  20. ^ Dunkley, Charles (July 26, 1929). "Jackie Fields Becomes Champ on Foul Blow". The Miami News. Retrieved January 17, 2011.
  21. ^ Dunkley, Charles W. (July 26, 1929). "Jackie Fields Wins Title as Welterweight Champion on Foul from Joe Dundee". Sarasota Herald-Tribune. Retrieved January 17, 2011.
  22. ^ "Jackie Fields Defeats Jones", St. Cloud Times, St. Cloud, Minnesota, pg. 12, 22 October 1929
  23. ^ "Fields Wins", The San Francisco Examiner, San Francisco, California, pgs. 23, 25, 22 October 1929
  24. ^ "Fields and Jones Ordered From Ring", Boston Globe, Boston, Massachusetts, pg. 9, 14 December 1929
  25. ^ "Vince Dundee is Handed Beating By Jackie Fields", Quad-City Times, Davenport, Iowa, pg. 32, 26 January 1930
  26. ^ Schlemmer, James, "Jackie Fields Stops Freeman", The Akron Beacon Journal, Akron, Ohio, pg. 26, 9 April 1930
  27. ^ Smith, Wilfred, "Colored Boxer Beats Jackie in Fifteen Rounds", Chicago Tribune, Chicago, Illinois, pg. 17, 10 May 1930
  28. ^ Dunkley, Charles, "Negro's Victory Startling Upset", Battle Creek Enquirer, Battle Creek Michigan, pg. 8, 10 May 1930
  29. ^ "Mrs. Jackie Fields Is Granted Divorce". Youngstown Vindicator. May 24, 1944. Retrieved January 17, 2011.
  30. ^ Lane, French, "Fifth Boxer to Take 147 Pound Crown", Chicago Tribune, Chicago, Illinois, pg. 23, 29 January 1932
  31. ^ "Jackie Champ Fields Lost Eye But Won Third Chance in Life", The Los Angeles Times, Los Angeles, California, pg. 36, 29 April 1969
  32. ^ Ritchie, Willie, "Jackie Doomed By Failure to Counter Punch", The San Francisco Examiner, San Francisco, California, pg. 20, 23 February 1933
  33. ^ Newland, Russell, J., "New Boxing King Wins Decisively in Coast Battle", Star-Gazette, Elmira, New York, pg. 19, 23 February 1933
  34. ^ Van Atta, Burr, "Boxers Joe Salas And Jackie Fields", The Philadelphia Inquirer, Philadelphia, Pennsylvania, pg. 6, 20 June 1987

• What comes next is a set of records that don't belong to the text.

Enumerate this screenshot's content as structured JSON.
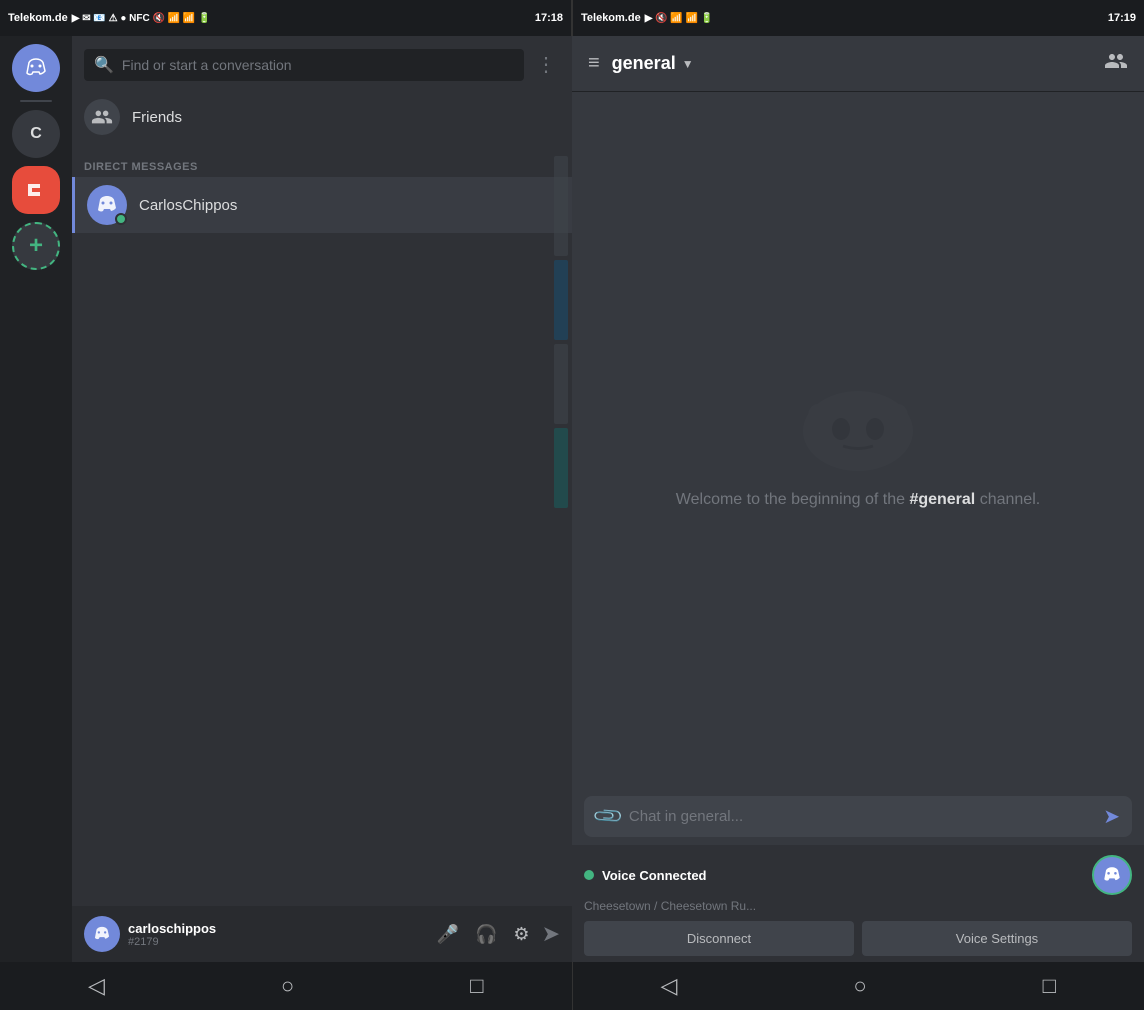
{
  "leftStatus": {
    "carrier": "Telekom.de",
    "time": "17:18",
    "icons": [
      "4G",
      "wifi",
      "battery"
    ]
  },
  "rightStatus": {
    "carrier": "Telekom.de",
    "time": "17:19"
  },
  "serverSidebar": {
    "servers": [
      {
        "id": "discord-home",
        "type": "home",
        "label": "Discord Home"
      },
      {
        "id": "c-server",
        "letter": "C",
        "label": "C Server"
      },
      {
        "id": "red-server",
        "type": "red",
        "letter": "C",
        "label": "Red Server"
      },
      {
        "id": "add-server",
        "type": "add",
        "label": "Add Server"
      }
    ]
  },
  "dmPanel": {
    "searchPlaceholder": "Find or start a conversation",
    "friendsLabel": "Friends",
    "directMessagesHeader": "DIRECT MESSAGES",
    "directMessages": [
      {
        "name": "CarlosChippos",
        "status": "online"
      }
    ]
  },
  "userBar": {
    "username": "carloschippos",
    "discriminator": "#2179"
  },
  "channelHeader": {
    "channelName": "general",
    "membersIcon": "members-icon"
  },
  "chatArea": {
    "welcomeText": "Welcome to the beginning of the ",
    "channelBold": "#general",
    "welcomeSuffix": " channel."
  },
  "chatInput": {
    "placeholder": "Chat in general..."
  },
  "voiceBar": {
    "statusLabel": "Voice Connected",
    "channelInfo": "Cheesetown / Cheesetown Ru...",
    "disconnectLabel": "Disconnect",
    "voiceSettingsLabel": "Voice Settings"
  },
  "nav": {
    "backLabel": "◁",
    "homeLabel": "○",
    "recentLabel": "□"
  }
}
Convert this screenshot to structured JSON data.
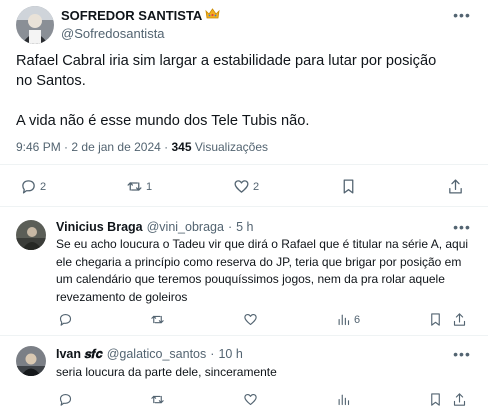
{
  "main_tweet": {
    "author_name": "SOFREDOR SANTISTA",
    "author_handle": "@Sofredosantista",
    "paragraphs": [
      "Rafael Cabral iria sim largar a estabilidade para lutar por posição no Santos.",
      "A vida não é esse mundo dos Tele Tubis não."
    ],
    "time": "9:46 PM",
    "date": "2 de jan de 2024",
    "views_count": "345",
    "views_label": "Visualizações",
    "replies": "2",
    "retweets": "1",
    "likes": "2"
  },
  "replies": [
    {
      "name": "Vinicius Braga",
      "handle": "@vini_obraga",
      "time": "5 h",
      "text": "Se eu acho loucura o Tadeu vir que dirá o Rafael que é titular na série A, aqui ele chegaria a princípio como reserva do JP, teria que brigar por posição em um calendário que teremos pouquíssimos jogos, nem da pra rolar aquele revezamento de goleiros",
      "views": "6"
    },
    {
      "name": "Ivan 𝒔𝒇𝒄",
      "handle": "@galatico_santos",
      "time": "10 h",
      "text": "seria loucura da parte dele, sinceramente"
    }
  ],
  "colors": {
    "text": "#0f1419",
    "secondary": "#536471",
    "divider": "#eff3f4",
    "badge": "#f2b01e"
  },
  "icons": [
    "reply-icon",
    "retweet-icon",
    "like-icon",
    "bookmark-icon",
    "share-icon",
    "views-icon",
    "more-icon",
    "crown-icon"
  ]
}
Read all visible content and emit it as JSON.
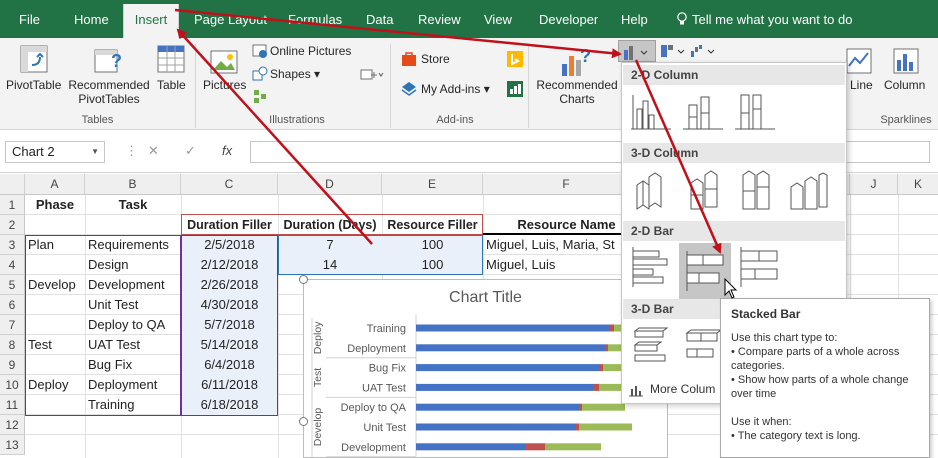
{
  "tabs": [
    "File",
    "Home",
    "Insert",
    "Page Layout",
    "Formulas",
    "Data",
    "Review",
    "View",
    "Developer",
    "Help"
  ],
  "tell_me": "Tell me what you want to do",
  "ribbon": {
    "pivottable": "PivotTable",
    "recommended_pivottables": [
      "Recommended",
      "PivotTables"
    ],
    "table": "Table",
    "pictures": "Pictures",
    "online_pictures": "Online Pictures",
    "shapes": "Shapes",
    "store": "Store",
    "my_addins": "My Add-ins",
    "recommended_charts": [
      "Recommended",
      "Charts"
    ],
    "line": "Line",
    "column": "Column",
    "groups": {
      "tables": "Tables",
      "illustrations": "Illustrations",
      "addins": "Add-ins",
      "sparklines": "Sparklines"
    }
  },
  "namebox": "Chart 2",
  "fx": "fx",
  "columns": [
    "A",
    "B",
    "C",
    "D",
    "E",
    "F",
    "G",
    "H",
    "I",
    "J",
    "K"
  ],
  "rows": [
    "1",
    "2",
    "3",
    "4",
    "5",
    "6",
    "7",
    "8",
    "9",
    "10",
    "11",
    "12",
    "13"
  ],
  "cells": {
    "phase_header": "Phase",
    "task_header": "Task",
    "duration_filler": "Duration Filler",
    "duration_days": "Duration (Days)",
    "resource_filler": "Resource Filler",
    "resource_name": "Resource Name",
    "phases": [
      "Plan",
      "",
      "Develop",
      "",
      "",
      "Test",
      "",
      "Deploy",
      ""
    ],
    "tasks": [
      "Requirements",
      "Design",
      "Development",
      "Unit Test",
      "Deploy to QA",
      "UAT Test",
      "Bug Fix",
      "Deployment",
      "Training"
    ],
    "dates": [
      "2/5/2018",
      "2/12/2018",
      "2/26/2018",
      "4/30/2018",
      "5/7/2018",
      "5/14/2018",
      "6/4/2018",
      "6/11/2018",
      "6/18/2018"
    ],
    "durations": [
      "7",
      "14"
    ],
    "resources": [
      "100",
      "100"
    ],
    "names": [
      "Miguel, Luis, Maria, St",
      "Miguel, Luis"
    ]
  },
  "chart_data": {
    "type": "bar",
    "title": "Chart Title",
    "groups": [
      "Deploy",
      "Test",
      "Develop"
    ],
    "categories": [
      "Training",
      "Deployment",
      "Bug Fix",
      "UAT Test",
      "Deploy to QA",
      "Unit Test",
      "Development"
    ],
    "series": [
      {
        "color": "#4472c4",
        "values": [
          193,
          189,
          184,
          177,
          163,
          160,
          110
        ]
      },
      {
        "color": "#c0504d",
        "values": [
          5,
          3,
          3,
          6,
          3,
          3,
          19
        ]
      },
      {
        "color": "#9bbb59",
        "values": [
          35,
          45,
          40,
          48,
          43,
          53,
          56
        ]
      }
    ]
  },
  "dropdown": {
    "section_2d_column": "2-D Column",
    "section_3d_column": "3-D Column",
    "section_2d_bar": "2-D Bar",
    "section_3d_bar": "3-D Bar",
    "more": "More Colum"
  },
  "tooltip": {
    "title": "Stacked Bar",
    "intro": "Use this chart type to:",
    "bullet1": "• Compare parts of a whole across categories.",
    "bullet2": "• Show how parts of a whole change over time",
    "use_when": "Use it when:",
    "bullet3": "• The category text is long."
  },
  "colors": {
    "excel_green": "#217346",
    "arrow_red": "#c0101a",
    "selection_purple": "#7030a0",
    "highlight_red": "#c0504d",
    "series_blue": "#4472c4"
  }
}
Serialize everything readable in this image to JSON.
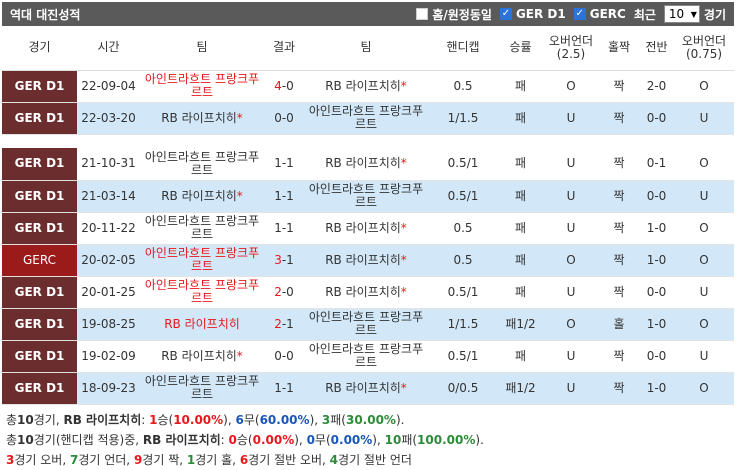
{
  "header": {
    "title": "역대 대진성적",
    "home_away_label": "홈/원정동일",
    "filter1": "GER D1",
    "filter2": "GERC",
    "recent_label": "최근",
    "count_value": "10",
    "games_label": "경기"
  },
  "columns": [
    "경기",
    "시간",
    "팀",
    "결과",
    "팀",
    "핸디캡",
    "승률",
    "오버언더(2.5)",
    "홀짝",
    "전반",
    "오버언더(0.75)"
  ],
  "rows": [
    {
      "league": "GER D1",
      "time": "22-09-04",
      "home": "아인트라흐트 프랑크푸르트",
      "home_red": true,
      "home_star": false,
      "score_a": "4",
      "score_b": "0",
      "away": "RB 라이프치히",
      "away_red": false,
      "away_star": true,
      "handicap": "0.5",
      "win": "패",
      "ou25": "O",
      "oddeven": "짝",
      "half": "2-0",
      "ou075": "O"
    },
    {
      "league": "GER D1",
      "time": "22-03-20",
      "home": "RB 라이프치히",
      "home_red": false,
      "home_star": true,
      "score_a": "0",
      "score_b": "0",
      "away": "아인트라흐트 프랑크푸르트",
      "away_red": false,
      "away_star": false,
      "handicap": "1/1.5",
      "win": "패",
      "ou25": "U",
      "oddeven": "짝",
      "half": "0-0",
      "ou075": "U"
    },
    {
      "league": "GER D1",
      "time": "21-10-31",
      "home": "아인트라흐트 프랑크푸르트",
      "home_red": false,
      "home_star": false,
      "score_a": "1",
      "score_b": "1",
      "away": "RB 라이프치히",
      "away_red": false,
      "away_star": true,
      "handicap": "0.5/1",
      "win": "패",
      "ou25": "U",
      "oddeven": "짝",
      "half": "0-1",
      "ou075": "O"
    },
    {
      "league": "GER D1",
      "time": "21-03-14",
      "home": "RB 라이프치히",
      "home_red": false,
      "home_star": true,
      "score_a": "1",
      "score_b": "1",
      "away": "아인트라흐트 프랑크푸르트",
      "away_red": false,
      "away_star": false,
      "handicap": "0.5/1",
      "win": "패",
      "ou25": "U",
      "oddeven": "짝",
      "half": "0-0",
      "ou075": "U"
    },
    {
      "league": "GER D1",
      "time": "20-11-22",
      "home": "아인트라흐트 프랑크푸르트",
      "home_red": false,
      "home_star": false,
      "score_a": "1",
      "score_b": "1",
      "away": "RB 라이프치히",
      "away_red": false,
      "away_star": true,
      "handicap": "0.5",
      "win": "패",
      "ou25": "U",
      "oddeven": "짝",
      "half": "1-0",
      "ou075": "O"
    },
    {
      "league": "GERC",
      "time": "20-02-05",
      "home": "아인트라흐트 프랑크푸르트",
      "home_red": true,
      "home_star": false,
      "score_a": "3",
      "score_b": "1",
      "away": "RB 라이프치히",
      "away_red": false,
      "away_star": true,
      "handicap": "0.5",
      "win": "패",
      "ou25": "O",
      "oddeven": "짝",
      "half": "1-0",
      "ou075": "O"
    },
    {
      "league": "GER D1",
      "time": "20-01-25",
      "home": "아인트라흐트 프랑크푸르트",
      "home_red": true,
      "home_star": false,
      "score_a": "2",
      "score_b": "0",
      "away": "RB 라이프치히",
      "away_red": false,
      "away_star": true,
      "handicap": "0.5/1",
      "win": "패",
      "ou25": "U",
      "oddeven": "짝",
      "half": "0-0",
      "ou075": "U"
    },
    {
      "league": "GER D1",
      "time": "19-08-25",
      "home": "RB 라이프치히",
      "home_red": true,
      "home_star": false,
      "score_a": "2",
      "score_b": "1",
      "away": "아인트라흐트 프랑크푸르트",
      "away_red": false,
      "away_star": false,
      "handicap": "1/1.5",
      "win": "패1/2",
      "ou25": "O",
      "oddeven": "홀",
      "half": "1-0",
      "ou075": "O"
    },
    {
      "league": "GER D1",
      "time": "19-02-09",
      "home": "RB 라이프치히",
      "home_red": false,
      "home_star": true,
      "score_a": "0",
      "score_b": "0",
      "away": "아인트라흐트 프랑크푸르트",
      "away_red": false,
      "away_star": false,
      "handicap": "0.5/1",
      "win": "패",
      "ou25": "U",
      "oddeven": "짝",
      "half": "0-0",
      "ou075": "U"
    },
    {
      "league": "GER D1",
      "time": "18-09-23",
      "home": "아인트라흐트 프랑크푸르트",
      "home_red": false,
      "home_star": false,
      "score_a": "1",
      "score_b": "1",
      "away": "RB 라이프치히",
      "away_red": false,
      "away_star": true,
      "handicap": "0/0.5",
      "win": "패1/2",
      "ou25": "U",
      "oddeven": "짝",
      "half": "1-0",
      "ou075": "O"
    }
  ],
  "summary": {
    "line1": {
      "prefix": "총",
      "games": "10",
      "games_unit": "경기, ",
      "team": "RB 라이프치히",
      "colon": ": ",
      "w": "1",
      "w_label": "승(",
      "w_pct": "10.00%",
      "w_close": "), ",
      "d": "6",
      "d_label": "무(",
      "d_pct": "60.00%",
      "d_close": "), ",
      "l": "3",
      "l_label": "패(",
      "l_pct": "30.00%",
      "l_close": ")."
    },
    "line2": {
      "prefix": "총",
      "games": "10",
      "games_unit": "경기(핸디캡 적용)중, ",
      "team": "RB 라이프치히",
      "colon": ": ",
      "w": "0",
      "w_label": "승(",
      "w_pct": "0.00%",
      "w_close": "), ",
      "d": "0",
      "d_label": "무(",
      "d_pct": "0.00%",
      "d_close": "), ",
      "l": "10",
      "l_label": "패(",
      "l_pct": "100.00%",
      "l_close": ")."
    },
    "line3": {
      "a": "3",
      "a_label": "경기 오버, ",
      "b": "7",
      "b_label": "경기 언더, ",
      "c": "9",
      "c_label": "경기 짝, ",
      "d": "1",
      "d_label": "경기 홀, ",
      "e": "6",
      "e_label": "경기 절반 오버, ",
      "f": "4",
      "f_label": "경기 절반 언더"
    }
  },
  "colors": {
    "win": "#e8171b",
    "draw": "#1a55b8",
    "loss": "#2e8b3a",
    "header": "#5a5a5a",
    "league": "#6b2d2d",
    "row_alt": "#d2e8f9"
  }
}
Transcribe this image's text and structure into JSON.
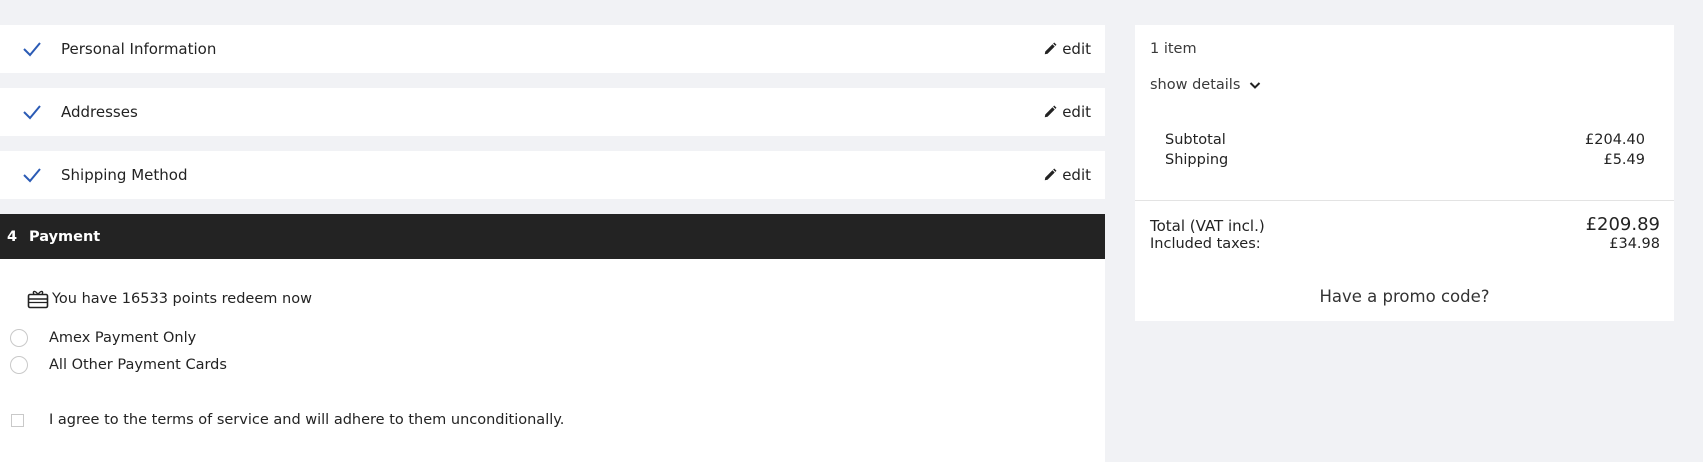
{
  "steps": [
    {
      "title": "Personal Information",
      "edit": "edit"
    },
    {
      "title": "Addresses",
      "edit": "edit"
    },
    {
      "title": "Shipping Method",
      "edit": "edit"
    }
  ],
  "payment": {
    "number": "4",
    "title": "Payment",
    "points_text": "You have 16533 points redeem now",
    "options": [
      "Amex Payment Only",
      "All Other Payment Cards"
    ],
    "terms": "I agree to the terms of service and will adhere to them unconditionally."
  },
  "summary": {
    "item_count": "1 item",
    "show_details": "show details",
    "subtotal_label": "Subtotal",
    "subtotal_value": "£204.40",
    "shipping_label": "Shipping",
    "shipping_value": "£5.49",
    "total_label": "Total (VAT incl.)",
    "total_value": "£209.89",
    "taxes_label": "Included taxes:",
    "taxes_value": "£34.98",
    "promo": "Have a promo code?"
  },
  "colors": {
    "check": "#2b5bb5",
    "dark_header": "#232323",
    "page_bg": "#f1f2f5"
  },
  "icons": {
    "check": "check-icon",
    "edit": "pencil-icon",
    "points": "gift-card-icon",
    "details": "chevron-down-icon"
  }
}
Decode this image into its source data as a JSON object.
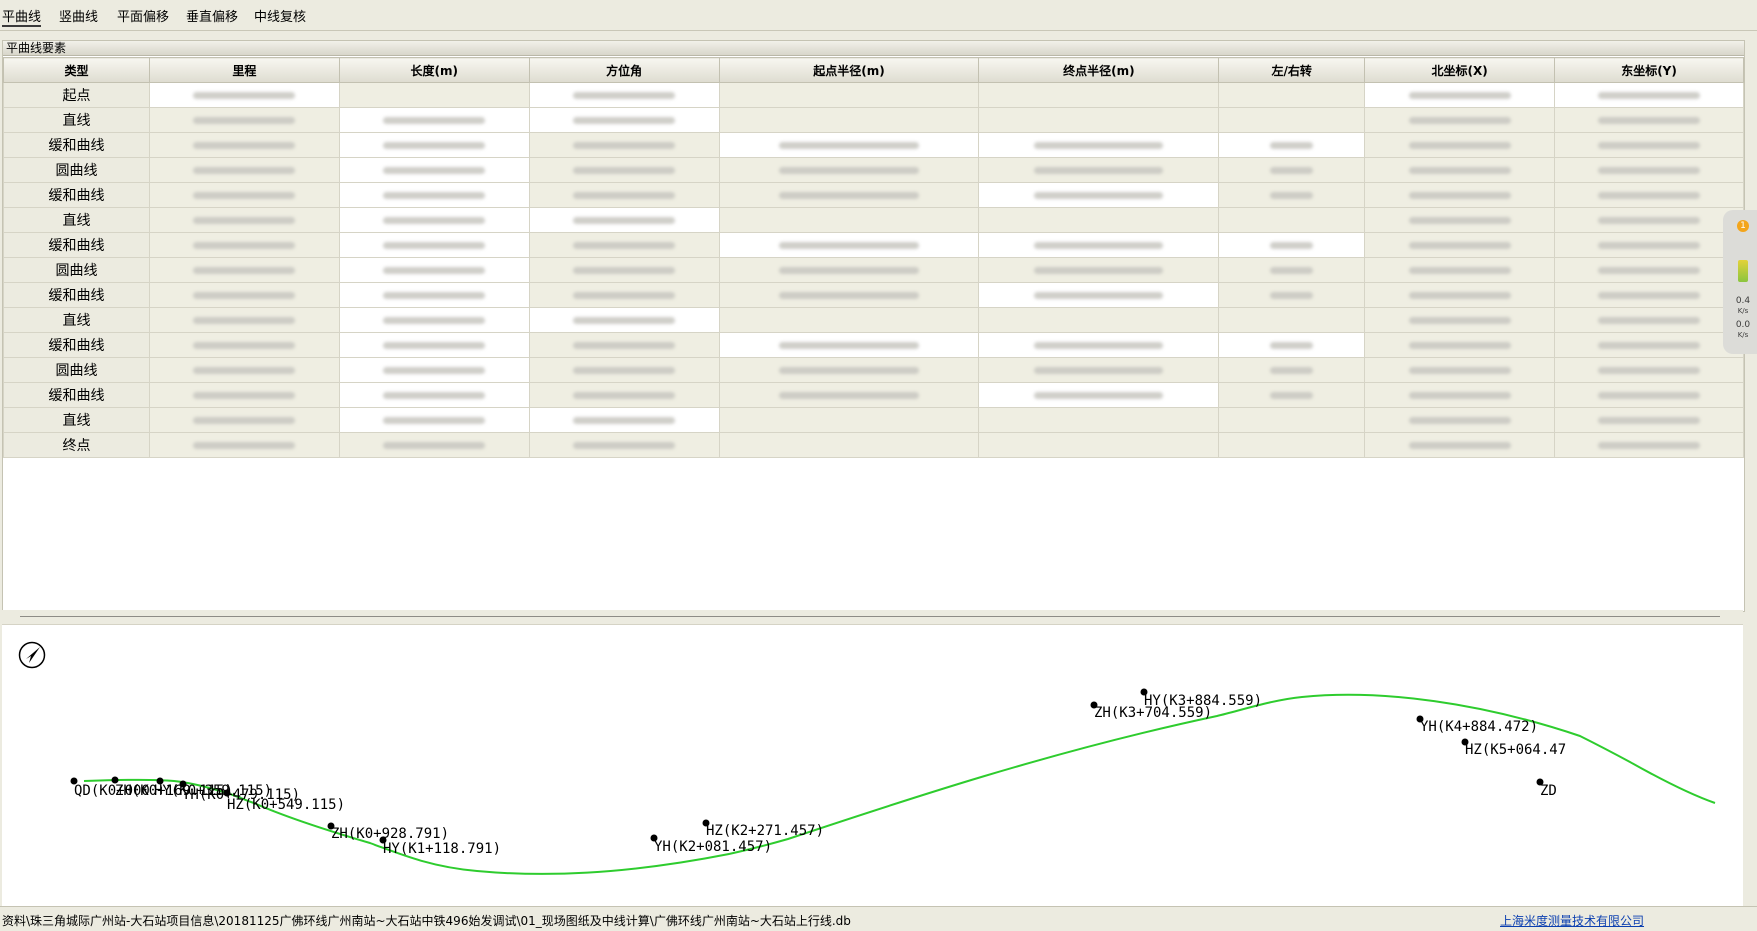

  35. ^ "Jackie Fields Movies, imdb". IMDB. Retrieved October 4, 2018.
  36. ^ "Jackie Champ Fields Lost Eye But Won Third Chance in Life", The Los Angeles Times, Los Angeles, California, pg. 36, 29 April 1969
  37. ^ "Jackie Fields Biography". Boxing Biographies. Retrieved October 4, 2018.
  38. ^ "Obituary Marjorie Fields". Retrieved January 17, 2011.
  39. ^ Died in nursing home in "Jackie Fields", The Santa Fe New Mexican", Santa Fe, New Mexico, pg. 68, 20 June 1987
  40. ^ Died in Las Vegas not Los Angeles in Gustekey, Earl, "Ring Rivals Die", The Los Angeles Times, Los Angeles, California, pg. 58, 19 June 1987

External links[edit]

Preceded by
Joe Dundee
World Welterweight Champion
July 25, 1929 – May 9, 1930
Succeeded by
Jack Thompson
Preceded by
Lou Brouillard
World Welterweight Champion
January 28, 1932 – February 22, 1933
Succeeded by
Young Corbett III